- Change and clean the wound regularly
- If infection develops apply warm compress, allow drainage and irrigate
(See awesome picture of Megan’s hand. Tak should consider theatre makeup if he ever wants a career change!)
- Assess and treat according to CPR guidelines
- If there is still no response after 30 minutes CPR can be stopped
- CPR shouldn’t be started when a patient has been submerged for more than one hour or a pulse less person with obvious lethal injury
(We had a scenario when the patient didn’t respond to CPR. Even though it was just a scenario everyone was pretty rattled about making the decision to stop CPR and let the person die. I was the patient and did a good job of playing dead ha!)
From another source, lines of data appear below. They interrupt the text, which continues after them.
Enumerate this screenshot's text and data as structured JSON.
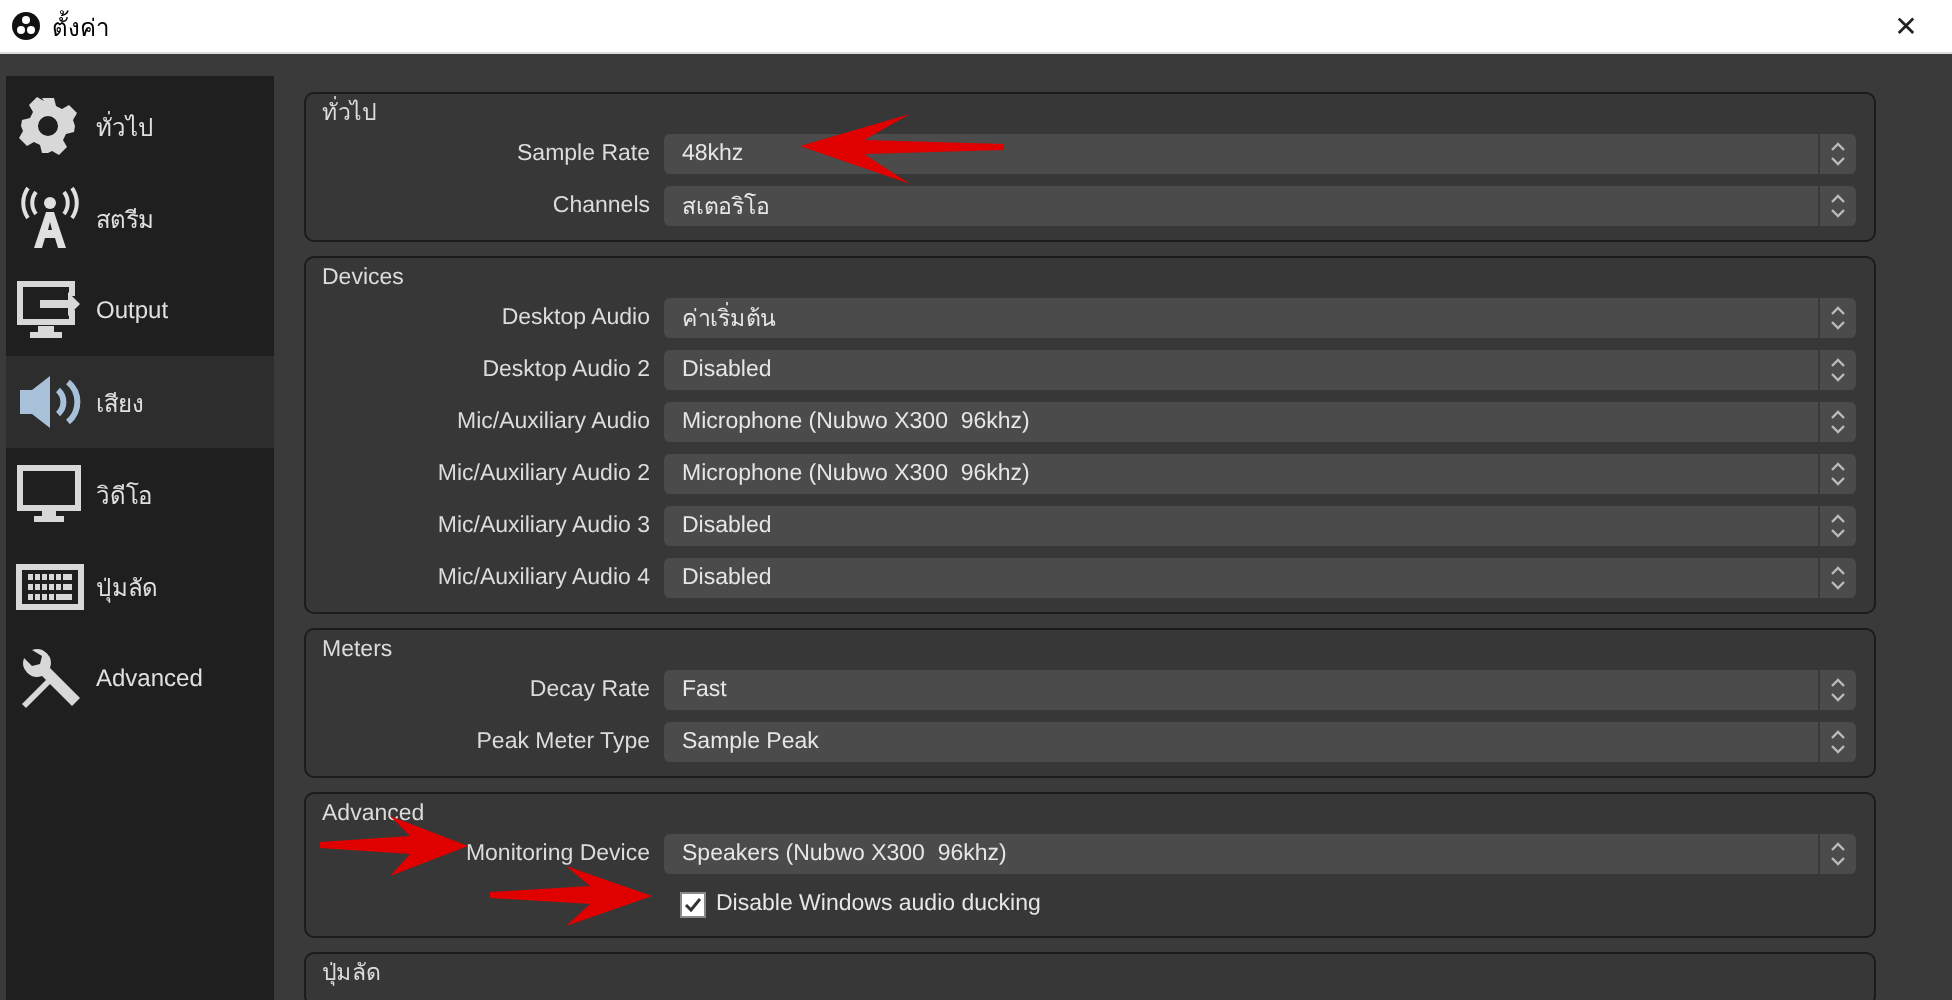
{
  "window": {
    "title": "ตั้งค่า",
    "close": "✕"
  },
  "sidebar": {
    "items": [
      {
        "label": "ทั่วไป",
        "selected": false
      },
      {
        "label": "สตรีม",
        "selected": false
      },
      {
        "label": "Output",
        "selected": false
      },
      {
        "label": "เสียง",
        "selected": true
      },
      {
        "label": "วิดีโอ",
        "selected": false
      },
      {
        "label": "ปุ่มลัด",
        "selected": false
      },
      {
        "label": "Advanced",
        "selected": false
      }
    ]
  },
  "sections": [
    {
      "title": "ทั่วไป",
      "rows": [
        {
          "kind": "combo",
          "label": "Sample Rate",
          "value": "48khz"
        },
        {
          "kind": "combo",
          "label": "Channels",
          "value": "สเตอริโอ"
        }
      ]
    },
    {
      "title": "Devices",
      "rows": [
        {
          "kind": "combo",
          "label": "Desktop Audio",
          "value": "ค่าเริ่มต้น"
        },
        {
          "kind": "combo",
          "label": "Desktop Audio 2",
          "value": "Disabled"
        },
        {
          "kind": "combo",
          "label": "Mic/Auxiliary Audio",
          "value": "Microphone (Nubwo X300  96khz)"
        },
        {
          "kind": "combo",
          "label": "Mic/Auxiliary Audio 2",
          "value": "Microphone (Nubwo X300  96khz)"
        },
        {
          "kind": "combo",
          "label": "Mic/Auxiliary Audio 3",
          "value": "Disabled"
        },
        {
          "kind": "combo",
          "label": "Mic/Auxiliary Audio 4",
          "value": "Disabled"
        }
      ]
    },
    {
      "title": "Meters",
      "rows": [
        {
          "kind": "combo",
          "label": "Decay Rate",
          "value": "Fast"
        },
        {
          "kind": "combo",
          "label": "Peak Meter Type",
          "value": "Sample Peak"
        }
      ]
    },
    {
      "title": "Advanced",
      "rows": [
        {
          "kind": "combo",
          "label": "Monitoring Device",
          "value": "Speakers (Nubwo X300  96khz)"
        },
        {
          "kind": "checkbox",
          "label": "Disable Windows audio ducking",
          "checked": true
        }
      ]
    },
    {
      "title": "ปุ่มลัด"
    }
  ]
}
Spine assessment criteria to determine the need and justification for spine stabilisation. Clearing patient reliability, spinal column stability and neurologic function.
So after learning everything for these protocols, guess what?!
I passed my exam!!
We also had the opportunity to take a snow orientated rescue and survival course. I got to learn how to make a snow cave, how to survive by making a bivouac, how to carry someone effectively by making harnesses out of ski jackets, how to make a stretcher out of things like skis and tarps and how to make a sweet fire out a tampon!
It’s been a big 5 days. I was so exhausted and then my car died. I cried in the parking lot haha. But I’ve had a sleep and a celebratory beer and I’m back to normal!
This course has been absolutely fantastic! I’ve met some amazing people that’s for sure. I have learnt some awesome knowledge and for the next three years I know how to help people when they need it. Amy from Flexpeditions is a great Revelstoke gal who runs these courses and I would recommend this course to anyone. Even if you don’t go into the wilderness often the information in this course is so valuable.
Thanks to Tak, our amazing teacher, who has a wealth of knowledge, crazy stories and a wonderful way of teaching.
To the guys who passed the WAFA, congratulations! To the guys continuing to full First Responder: Good luck! You’re awesome and I wish I was doing it with you.
Luckily for me I am about to drive to Rossland to CAT SKIING WOOHOOOOO!!
The next blog should be pretty funny after a solid day out with Big Red Cats.
OXYGENATION AND PERFUSION!!!
Love from your newly certified WAFA girl